___ SUPPLIED RECORDS

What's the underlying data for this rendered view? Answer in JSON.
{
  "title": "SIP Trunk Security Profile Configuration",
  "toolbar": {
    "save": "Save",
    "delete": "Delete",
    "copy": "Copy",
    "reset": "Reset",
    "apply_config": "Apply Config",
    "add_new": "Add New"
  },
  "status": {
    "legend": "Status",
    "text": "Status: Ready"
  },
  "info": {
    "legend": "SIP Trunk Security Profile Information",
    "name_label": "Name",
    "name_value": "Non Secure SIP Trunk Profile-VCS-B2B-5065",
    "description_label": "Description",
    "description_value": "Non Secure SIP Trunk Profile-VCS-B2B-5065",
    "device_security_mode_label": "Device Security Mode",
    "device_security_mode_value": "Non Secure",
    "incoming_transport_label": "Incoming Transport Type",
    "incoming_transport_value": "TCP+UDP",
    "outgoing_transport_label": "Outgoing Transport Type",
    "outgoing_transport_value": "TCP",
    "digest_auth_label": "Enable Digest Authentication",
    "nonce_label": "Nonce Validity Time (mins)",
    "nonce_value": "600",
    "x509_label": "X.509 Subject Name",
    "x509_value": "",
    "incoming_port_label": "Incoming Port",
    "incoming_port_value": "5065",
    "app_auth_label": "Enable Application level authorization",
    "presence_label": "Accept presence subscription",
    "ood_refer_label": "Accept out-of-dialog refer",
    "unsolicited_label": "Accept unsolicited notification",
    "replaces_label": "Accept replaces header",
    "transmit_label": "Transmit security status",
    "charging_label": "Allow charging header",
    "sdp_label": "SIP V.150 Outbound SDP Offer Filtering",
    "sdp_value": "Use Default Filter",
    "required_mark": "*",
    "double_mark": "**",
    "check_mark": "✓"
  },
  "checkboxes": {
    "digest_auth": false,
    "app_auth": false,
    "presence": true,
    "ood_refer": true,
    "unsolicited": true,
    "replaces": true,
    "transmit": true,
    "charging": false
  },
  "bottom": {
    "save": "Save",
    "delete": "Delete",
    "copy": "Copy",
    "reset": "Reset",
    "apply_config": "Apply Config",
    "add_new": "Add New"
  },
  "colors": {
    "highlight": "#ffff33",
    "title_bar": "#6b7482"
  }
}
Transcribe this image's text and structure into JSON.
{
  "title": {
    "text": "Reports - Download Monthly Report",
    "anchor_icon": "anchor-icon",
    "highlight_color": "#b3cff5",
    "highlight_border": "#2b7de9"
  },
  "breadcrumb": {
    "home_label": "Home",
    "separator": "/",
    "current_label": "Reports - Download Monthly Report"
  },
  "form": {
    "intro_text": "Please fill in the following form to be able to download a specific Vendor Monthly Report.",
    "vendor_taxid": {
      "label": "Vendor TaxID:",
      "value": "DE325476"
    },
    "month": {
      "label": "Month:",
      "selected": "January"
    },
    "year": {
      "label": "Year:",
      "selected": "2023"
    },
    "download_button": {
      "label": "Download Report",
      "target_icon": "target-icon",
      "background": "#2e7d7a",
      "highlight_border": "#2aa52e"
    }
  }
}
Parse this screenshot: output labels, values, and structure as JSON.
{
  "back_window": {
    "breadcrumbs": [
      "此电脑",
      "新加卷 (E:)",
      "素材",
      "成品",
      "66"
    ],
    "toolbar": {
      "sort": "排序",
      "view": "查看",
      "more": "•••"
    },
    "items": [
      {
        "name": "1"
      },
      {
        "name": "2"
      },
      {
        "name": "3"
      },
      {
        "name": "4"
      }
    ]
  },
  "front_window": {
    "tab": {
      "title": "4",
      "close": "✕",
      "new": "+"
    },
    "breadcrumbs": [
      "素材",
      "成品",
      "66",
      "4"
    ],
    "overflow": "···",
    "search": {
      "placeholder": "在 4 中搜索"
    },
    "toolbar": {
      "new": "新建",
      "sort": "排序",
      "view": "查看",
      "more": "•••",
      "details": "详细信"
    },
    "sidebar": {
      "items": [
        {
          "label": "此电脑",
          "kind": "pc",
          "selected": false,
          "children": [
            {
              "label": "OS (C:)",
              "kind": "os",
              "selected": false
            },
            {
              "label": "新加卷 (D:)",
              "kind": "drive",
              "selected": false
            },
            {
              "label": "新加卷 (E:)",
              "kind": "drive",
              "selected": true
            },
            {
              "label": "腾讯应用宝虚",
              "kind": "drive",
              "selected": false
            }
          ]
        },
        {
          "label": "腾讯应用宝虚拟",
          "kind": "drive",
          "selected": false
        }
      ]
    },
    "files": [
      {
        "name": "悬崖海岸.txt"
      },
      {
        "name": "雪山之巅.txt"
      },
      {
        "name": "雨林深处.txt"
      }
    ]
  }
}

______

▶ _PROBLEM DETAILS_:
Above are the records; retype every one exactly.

▶ _RESULT FOR THIS EXERCISE_:
What's the underlying data for this rendered view? Answer in JSON.
{
  "title": "SIP Trunk Security Profile Configuration",
  "toolbar": {
    "save": "Save",
    "delete": "Delete",
    "copy": "Copy",
    "reset": "Reset",
    "apply_config": "Apply Config",
    "add_new": "Add New"
  },
  "status": {
    "legend": "Status",
    "text": "Status: Ready"
  },
  "info": {
    "legend": "SIP Trunk Security Profile Information",
    "name_label": "Name",
    "name_value": "Non Secure SIP Trunk Profile-VCS-B2B-5065",
    "description_label": "Description",
    "description_value": "Non Secure SIP Trunk Profile-VCS-B2B-5065",
    "device_security_mode_label": "Device Security Mode",
    "device_security_mode_value": "Non Secure",
    "incoming_transport_label": "Incoming Transport Type",
    "incoming_transport_value": "TCP+UDP",
    "outgoing_transport_label": "Outgoing Transport Type",
    "outgoing_transport_value": "TCP",
    "digest_auth_label": "Enable Digest Authentication",
    "nonce_label": "Nonce Validity Time (mins)",
    "nonce_value": "600",
    "x509_label": "X.509 Subject Name",
    "x509_value": "",
    "incoming_port_label": "Incoming Port",
    "incoming_port_value": "5065",
    "app_auth_label": "Enable Application level authorization",
    "presence_label": "Accept presence subscription",
    "ood_refer_label": "Accept out-of-dialog refer",
    "unsolicited_label": "Accept unsolicited notification",
    "replaces_label": "Accept replaces header",
    "transmit_label": "Transmit security status",
    "charging_label": "Allow charging header",
    "sdp_label": "SIP V.150 Outbound SDP Offer Filtering",
    "sdp_value": "Use Default Filter",
    "required_mark": "*",
    "double_mark": "**",
    "check_mark": "✓"
  },
  "checkboxes": {
    "digest_auth": false,
    "app_auth": false,
    "presence": true,
    "ood_refer": true,
    "unsolicited": true,
    "replaces": true,
    "transmit": true,
    "charging": false
  },
  "bottom": {
    "save": "Save",
    "delete": "Delete",
    "copy": "Copy",
    "reset": "Reset",
    "apply_config": "Apply Config",
    "add_new": "Add New"
  },
  "colors": {
    "highlight": "#ffff33",
    "title_bar": "#6b7482"
  }
}
Transcribe this image's text and structure into JSON.
{
  "title": {
    "text": "Reports - Download Monthly Report",
    "anchor_icon": "anchor-icon",
    "highlight_color": "#b3cff5",
    "highlight_border": "#2b7de9"
  },
  "breadcrumb": {
    "home_label": "Home",
    "separator": "/",
    "current_label": "Reports - Download Monthly Report"
  },
  "form": {
    "intro_text": "Please fill in the following form to be able to download a specific Vendor Monthly Report.",
    "vendor_taxid": {
      "label": "Vendor TaxID:",
      "value": "DE325476"
    },
    "month": {
      "label": "Month:",
      "selected": "January"
    },
    "year": {
      "label": "Year:",
      "selected": "2023"
    },
    "download_button": {
      "label": "Download Report",
      "target_icon": "target-icon",
      "background": "#2e7d7a",
      "highlight_border": "#2aa52e"
    }
  }
}
Parse this screenshot: output labels, values, and structure as JSON.
{
  "back_window": {
    "breadcrumbs": [
      "此电脑",
      "新加卷 (E:)",
      "素材",
      "成品",
      "66"
    ],
    "toolbar": {
      "sort": "排序",
      "view": "查看",
      "more": "•••"
    },
    "items": [
      {
        "name": "1"
      },
      {
        "name": "2"
      },
      {
        "name": "3"
      },
      {
        "name": "4"
      }
    ]
  },
  "front_window": {
    "tab": {
      "title": "4",
      "close": "✕",
      "new": "+"
    },
    "breadcrumbs": [
      "素材",
      "成品",
      "66",
      "4"
    ],
    "overflow": "···",
    "search": {
      "placeholder": "在 4 中搜索"
    },
    "toolbar": {
      "new": "新建",
      "sort": "排序",
      "view": "查看",
      "more": "•••",
      "details": "详细信"
    },
    "sidebar": {
      "items": [
        {
          "label": "此电脑",
          "kind": "pc",
          "selected": false,
          "children": [
            {
              "label": "OS (C:)",
              "kind": "os",
              "selected": false
            },
            {
              "label": "新加卷 (D:)",
              "kind": "drive",
              "selected": false
            },
            {
              "label": "新加卷 (E:)",
              "kind": "drive",
              "selected": true
            },
            {
              "label": "腾讯应用宝虚",
              "kind": "drive",
              "selected": false
            }
          ]
        },
        {
          "label": "腾讯应用宝虚拟",
          "kind": "drive",
          "selected": false
        }
      ]
    },
    "files": [
      {
        "name": "悬崖海岸.txt"
      },
      {
        "name": "雪山之巅.txt"
      },
      {
        "name": "雨林深处.txt"
      }
    ]
  }
}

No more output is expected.